The servant’s name was Eliezer and his name is not mentioned even once!
Why is that? Doesn’t it come as a surprise that the central figure in the story goes nameless throughout the entire account?
After Eliezer had encountered Rebekah and realized that she was the one he was sent to find, he requested permission from her father and brother that she return with him to marry Isaac. His initial statement to them was, “I am a servant of Abraham”; and throughout his journey, he is consistently referred to as “the servant”.
By his name not being mentioned, we learn that this was not about Eliezer the person; this was about the mission.
The servant was so dedicated to Abraham that at no time did his own self-interest get in the way of fulfilling that mission. He was a mere servant—an extension of Abraham’s hand.
And this was central to the mission’s success. The servant was faced with the near-impossible task of finding a wife for Isaac. Had he relied on his own capabilities, he would have had no chance of success. It was his constant awareness that he was nothing more than Abraham’s servant, and that he trusted the G-d of Abraham that mapped his path through every challenge and obstacle that lay before him.

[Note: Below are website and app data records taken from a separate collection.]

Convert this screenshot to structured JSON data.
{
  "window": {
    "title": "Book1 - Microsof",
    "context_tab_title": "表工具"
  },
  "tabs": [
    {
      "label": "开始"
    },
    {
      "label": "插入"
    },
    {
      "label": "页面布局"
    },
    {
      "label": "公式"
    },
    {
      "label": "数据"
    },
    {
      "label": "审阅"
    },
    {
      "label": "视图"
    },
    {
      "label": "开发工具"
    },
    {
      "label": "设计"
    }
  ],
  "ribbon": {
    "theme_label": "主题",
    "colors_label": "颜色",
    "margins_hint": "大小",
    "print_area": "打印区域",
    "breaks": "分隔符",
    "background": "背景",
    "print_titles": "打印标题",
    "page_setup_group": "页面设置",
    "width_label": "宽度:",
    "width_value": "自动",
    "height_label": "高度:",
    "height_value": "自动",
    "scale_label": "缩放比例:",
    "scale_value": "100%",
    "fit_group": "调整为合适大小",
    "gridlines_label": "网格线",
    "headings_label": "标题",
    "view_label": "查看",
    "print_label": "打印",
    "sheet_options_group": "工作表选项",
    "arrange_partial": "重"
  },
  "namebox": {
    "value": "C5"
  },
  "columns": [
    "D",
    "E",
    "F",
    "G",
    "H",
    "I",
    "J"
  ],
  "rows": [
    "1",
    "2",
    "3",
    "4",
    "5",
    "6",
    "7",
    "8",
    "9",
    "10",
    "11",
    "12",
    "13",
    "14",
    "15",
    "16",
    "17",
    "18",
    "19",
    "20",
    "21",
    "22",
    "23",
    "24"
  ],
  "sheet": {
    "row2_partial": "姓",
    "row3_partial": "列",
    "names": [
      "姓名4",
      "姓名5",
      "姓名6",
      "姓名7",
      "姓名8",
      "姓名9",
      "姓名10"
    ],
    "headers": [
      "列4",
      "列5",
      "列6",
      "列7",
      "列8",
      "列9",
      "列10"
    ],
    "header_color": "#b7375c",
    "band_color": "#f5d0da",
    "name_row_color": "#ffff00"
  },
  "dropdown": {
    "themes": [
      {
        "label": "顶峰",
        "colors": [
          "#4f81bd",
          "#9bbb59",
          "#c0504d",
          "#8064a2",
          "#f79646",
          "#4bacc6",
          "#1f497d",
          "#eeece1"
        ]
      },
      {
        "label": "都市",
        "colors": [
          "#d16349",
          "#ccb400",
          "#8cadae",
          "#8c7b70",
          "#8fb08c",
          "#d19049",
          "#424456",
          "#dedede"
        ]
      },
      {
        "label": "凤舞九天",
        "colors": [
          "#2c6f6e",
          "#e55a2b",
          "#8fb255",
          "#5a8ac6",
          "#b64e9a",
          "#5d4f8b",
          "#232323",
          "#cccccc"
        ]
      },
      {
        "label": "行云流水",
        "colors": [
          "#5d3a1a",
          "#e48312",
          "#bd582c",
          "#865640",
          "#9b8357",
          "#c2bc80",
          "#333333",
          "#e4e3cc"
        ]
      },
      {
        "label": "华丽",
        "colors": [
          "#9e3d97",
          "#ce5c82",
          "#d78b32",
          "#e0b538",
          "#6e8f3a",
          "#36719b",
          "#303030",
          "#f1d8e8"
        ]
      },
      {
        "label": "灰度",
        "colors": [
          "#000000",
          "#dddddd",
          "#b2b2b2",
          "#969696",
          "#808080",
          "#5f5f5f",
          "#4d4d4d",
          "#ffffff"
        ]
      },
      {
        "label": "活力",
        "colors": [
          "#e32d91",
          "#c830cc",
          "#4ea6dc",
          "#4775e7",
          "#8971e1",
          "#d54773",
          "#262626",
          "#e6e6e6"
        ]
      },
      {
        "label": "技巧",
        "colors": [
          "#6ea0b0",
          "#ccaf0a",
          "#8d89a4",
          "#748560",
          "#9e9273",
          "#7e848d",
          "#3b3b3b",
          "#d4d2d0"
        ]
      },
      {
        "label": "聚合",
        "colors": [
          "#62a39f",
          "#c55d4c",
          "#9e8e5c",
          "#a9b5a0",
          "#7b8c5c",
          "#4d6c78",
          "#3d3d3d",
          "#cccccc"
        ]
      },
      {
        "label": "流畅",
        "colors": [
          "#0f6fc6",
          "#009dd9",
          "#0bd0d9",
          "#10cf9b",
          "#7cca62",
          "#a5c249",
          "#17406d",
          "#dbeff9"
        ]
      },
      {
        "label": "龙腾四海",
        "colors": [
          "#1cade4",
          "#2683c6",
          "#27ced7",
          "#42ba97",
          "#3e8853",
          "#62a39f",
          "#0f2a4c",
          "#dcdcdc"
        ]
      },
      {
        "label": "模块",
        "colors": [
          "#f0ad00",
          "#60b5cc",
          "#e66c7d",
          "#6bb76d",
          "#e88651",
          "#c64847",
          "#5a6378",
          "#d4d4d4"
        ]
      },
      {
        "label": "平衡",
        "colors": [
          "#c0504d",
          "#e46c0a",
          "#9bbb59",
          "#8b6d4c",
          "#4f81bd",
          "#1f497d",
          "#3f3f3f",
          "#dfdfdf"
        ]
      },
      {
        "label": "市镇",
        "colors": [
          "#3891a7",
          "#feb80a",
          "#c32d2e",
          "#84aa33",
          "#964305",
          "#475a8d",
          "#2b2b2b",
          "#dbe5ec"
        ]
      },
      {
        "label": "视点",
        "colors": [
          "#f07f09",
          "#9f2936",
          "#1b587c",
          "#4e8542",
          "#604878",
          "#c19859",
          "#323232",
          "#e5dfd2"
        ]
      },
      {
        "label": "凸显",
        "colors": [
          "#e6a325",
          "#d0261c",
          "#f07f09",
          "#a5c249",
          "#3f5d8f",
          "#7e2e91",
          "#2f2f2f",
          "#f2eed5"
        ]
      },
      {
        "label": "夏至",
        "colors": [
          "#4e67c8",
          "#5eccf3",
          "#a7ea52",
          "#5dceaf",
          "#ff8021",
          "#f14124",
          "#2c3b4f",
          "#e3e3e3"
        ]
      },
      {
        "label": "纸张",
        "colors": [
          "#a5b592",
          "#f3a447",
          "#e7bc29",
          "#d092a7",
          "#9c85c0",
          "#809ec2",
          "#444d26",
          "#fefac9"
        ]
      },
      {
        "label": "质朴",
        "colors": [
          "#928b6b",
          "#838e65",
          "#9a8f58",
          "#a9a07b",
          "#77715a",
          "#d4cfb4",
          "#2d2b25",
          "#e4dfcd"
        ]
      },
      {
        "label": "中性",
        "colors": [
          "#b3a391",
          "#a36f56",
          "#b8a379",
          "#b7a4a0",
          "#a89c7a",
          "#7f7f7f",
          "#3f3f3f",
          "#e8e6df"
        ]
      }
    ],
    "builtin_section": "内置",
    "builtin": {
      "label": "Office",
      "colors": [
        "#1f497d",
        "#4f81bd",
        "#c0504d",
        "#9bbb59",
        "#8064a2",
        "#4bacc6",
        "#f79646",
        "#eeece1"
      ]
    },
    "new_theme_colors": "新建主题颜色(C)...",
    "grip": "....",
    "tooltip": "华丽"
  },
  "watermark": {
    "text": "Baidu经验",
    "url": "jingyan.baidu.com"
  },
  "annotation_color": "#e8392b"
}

By making himself into nothing more than an extension of Abraham, he had all the power and merit of Abraham – as well as Abraham’s G-d, behind him.
This brings to mind another Servant who made Himself nothing, trusted His Father faithfully, and loyally did His Father’s will that mapped His path through every challenge and obstacle that lay before him…His name is Yeshua and He is the Jewish Messiah and Saviour of mankind.
And the challenges and obstacles that lay before Him included being severely beaten; having His beard plucked out; being so cruelly scourged that His flesh was ripped off His body; being crucified by being nailed to a cross with thick bolts through His wrists and feet and finally, separation from His Heavenly Father as He took all of mankind’s sins upon Himself.
And He allowed all this to be done to Him as a Suffering Servant of His Heavenly Father.
He could have decided not to go through with this – Luke 22:41-42: “And He was withdrawn from them about a stone's throw, and He knelt down and prayed, saying, “Father, if it is Your will, take this cup away from Me; nevertheless not My will, but Yours, be done.””
Yet love – for you and for me – kept Him on the cross so that mankind could be redeemed out of sin and out of the hand of Satan to forgiveness and everlasting life in heaven.
And all He asks of you is to accept Him as your ‘Mashiach’, your Saviour, and He is calling out to the unsaved, both Jews and Gentiles.
Don’t wait! Accept G-d’s call to you and pray the prayer of salvation found at the end of this article today.
G-d is also calling out to His church – both Jewish and Gentile believers to, like Eliezer, become humble, loyal, faithful servants of the Most High G-d, understanding that this life is not about you, it’s about the mission – G-d’s mission for you and for me to be an extension of Yeshua by giving up your life for Him.
Are you fulfilling the ‘Great Commission’ to tell the lost about Yeshua and salvation? Are you being the “light of Yeshua” to those around you?
Are you a humble, loyal, faithful servant of G-d or are you only interested in yourself; in your own mission and your own way?
Remember, as a Born Again Believer in Yeshua, it’s not about you; it’s about the mission.
We love you.
Scripture of the week: Genesis 24
Thank you Yeshua for Your love for me.
Thank you for giving up Your life on the cross for me and for taking my sins upon Yourself.
I confess that I have sinned.
I repent of my sins and I turn from everything I know to be wrong.
I invite You to come into my life as my Messiah, my Saviour.
By Your grace I will serve You all the remaining years of my life.